I would like to suggest that swerve should be thought of as a power or a likelihood, the ability to actualize the possibilty of swerve. This power can be increased by exercise, and can be excited or encouraged by being in the presence of the exercise of this power. For this reason, after more people are swerving and encountering as individuals, in one on one meetings, the next step is a group meeting. This facilitates the composition of larger bodies, multiple encounters, and an increased rate of individual encounters. All of these are small steps toward confrontations which are themselves small steps toward replacing the world as it is, replacing it at least in part with actualities generated during the process of composition already described.

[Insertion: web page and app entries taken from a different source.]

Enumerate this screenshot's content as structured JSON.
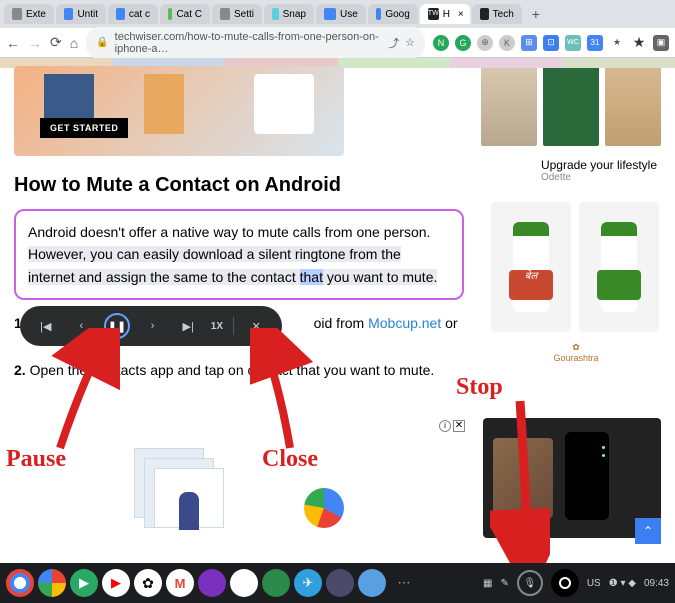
{
  "browser": {
    "tabs": [
      {
        "label": "Exte"
      },
      {
        "label": "Untit"
      },
      {
        "label": "cat c"
      },
      {
        "label": "Cat C"
      },
      {
        "label": "Setti"
      },
      {
        "label": "Snap"
      },
      {
        "label": "Use"
      },
      {
        "label": "Goog"
      },
      {
        "label": "H",
        "active": true
      },
      {
        "label": "Tech"
      }
    ],
    "new_tab": "+",
    "nav": {
      "back": "←",
      "forward": "→",
      "reload": "⟳",
      "home": "⌂"
    },
    "url": "techwiser.com/how-to-mute-calls-from-one-person-on-iphone-a…",
    "ext": [
      "N",
      "G",
      "⊕",
      "K",
      "⊞",
      "⊡",
      "WC",
      "31",
      "★",
      "★",
      "▣"
    ]
  },
  "hero": {
    "cta": "GET STARTED"
  },
  "upgrade": {
    "title": "Upgrade your lifestyle",
    "sub": "Odette"
  },
  "article": {
    "heading": "How to Mute a Contact on Android",
    "highlight_p1": "Android doesn't offer a native way to mute calls from one person. ",
    "highlight_sel_pre": "However, you can easily download a silent ringtone from the internet and assign the same to the contact ",
    "highlight_sel_word": "that",
    "highlight_sel_post": " you want to mute.",
    "step1_pre": "1. ",
    "step1_mid": "oid from ",
    "step1_link": "Mobcup.net",
    "step1_post": " or",
    "step2_pre": "2. ",
    "step2_text": "Open the Contacts app and tap on        contact that you want to mute."
  },
  "media": {
    "prev_track": "|◀",
    "prev": "‹",
    "pause": "❚❚",
    "next": "›",
    "next_track": "▶|",
    "rate": "1X",
    "close": "✕"
  },
  "annotations": {
    "pause": "Pause",
    "close": "Close",
    "stop": "Stop"
  },
  "ad": {
    "info": "i",
    "close": "✕"
  },
  "scroll_top": "⌃",
  "taskbar": {
    "apps": [
      "◉",
      "⬤",
      "▶",
      "▶",
      "✿",
      "M",
      "▦",
      "▦",
      "⬤",
      "✈",
      "⬤",
      "⬤",
      "⋯"
    ],
    "mic": "🎤",
    "lang": "US",
    "status": "❶ ▾ ◆",
    "time": "09:43"
  }
}
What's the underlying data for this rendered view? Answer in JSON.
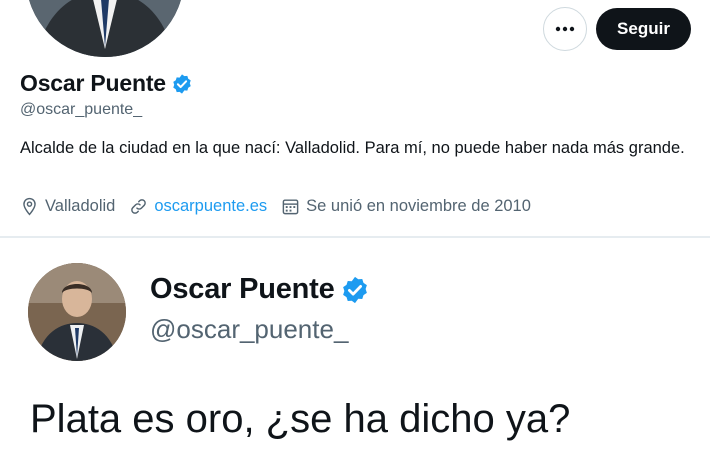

Althusser takes primitive accumulation, as the logic and the moment of the beginning of capitalism as well as the logic and the occurrences of the reproduction of capitalism, as an example of one form of encounter, of aleatory processes. Capitalism could well have not happened, or happened in different places and times, and it could well cease to be. I have in these notes tried to suggest another place to view the type of aleatory processes Althusser discussed, and I would like to suggest this is a site which could be productive if attended to more directly, the site of production of the encounters with which capitalism will be overturned. The goal is an accumulation of power direct against capital.
I don’t claim that the idiom used here is required for the carrying out of any of the proposals and practices suggested here. I think the theoretical idiom of aleatory materialism lends itself to the practical suggestions and practical idiom I favor, but the practices and practical idiom do no require the theoretical idiom and the theoretical idiom could also encounter and relate to other perspectives than mine. One could well ask, why use this theoretical idiom? This is fair question and one I don’t have a satisfactory answer for. I use it, and sometimes it’s useful to me. If anything, my view is that aleatory materialism should orient itself toward addressing and trying to practice the self-subjectification of the working class, more than the working class requires aleatory materialism.
There are two additional things that make aleatory materialism attractive to me. First, it does not assess people as atoms, as object, but as active, in motion, dynamic. People as actors of swerve. The emphasis is not class consciousness or proclivity to this or that position or ideological beliefs (all of which suggest not starting, staying in a position of incapacity), but rather on encounters and their outcomes and additional encounters. The second strength is that the focus is internal – the criteria are based on what happens in the encounter, inside the world or body formed, rather than external, subject to the dictates of leadership or the need to harm an enemy in combat – but not absolutely internal, because the encounter can produce bodies which then can encounter and produce (with) others.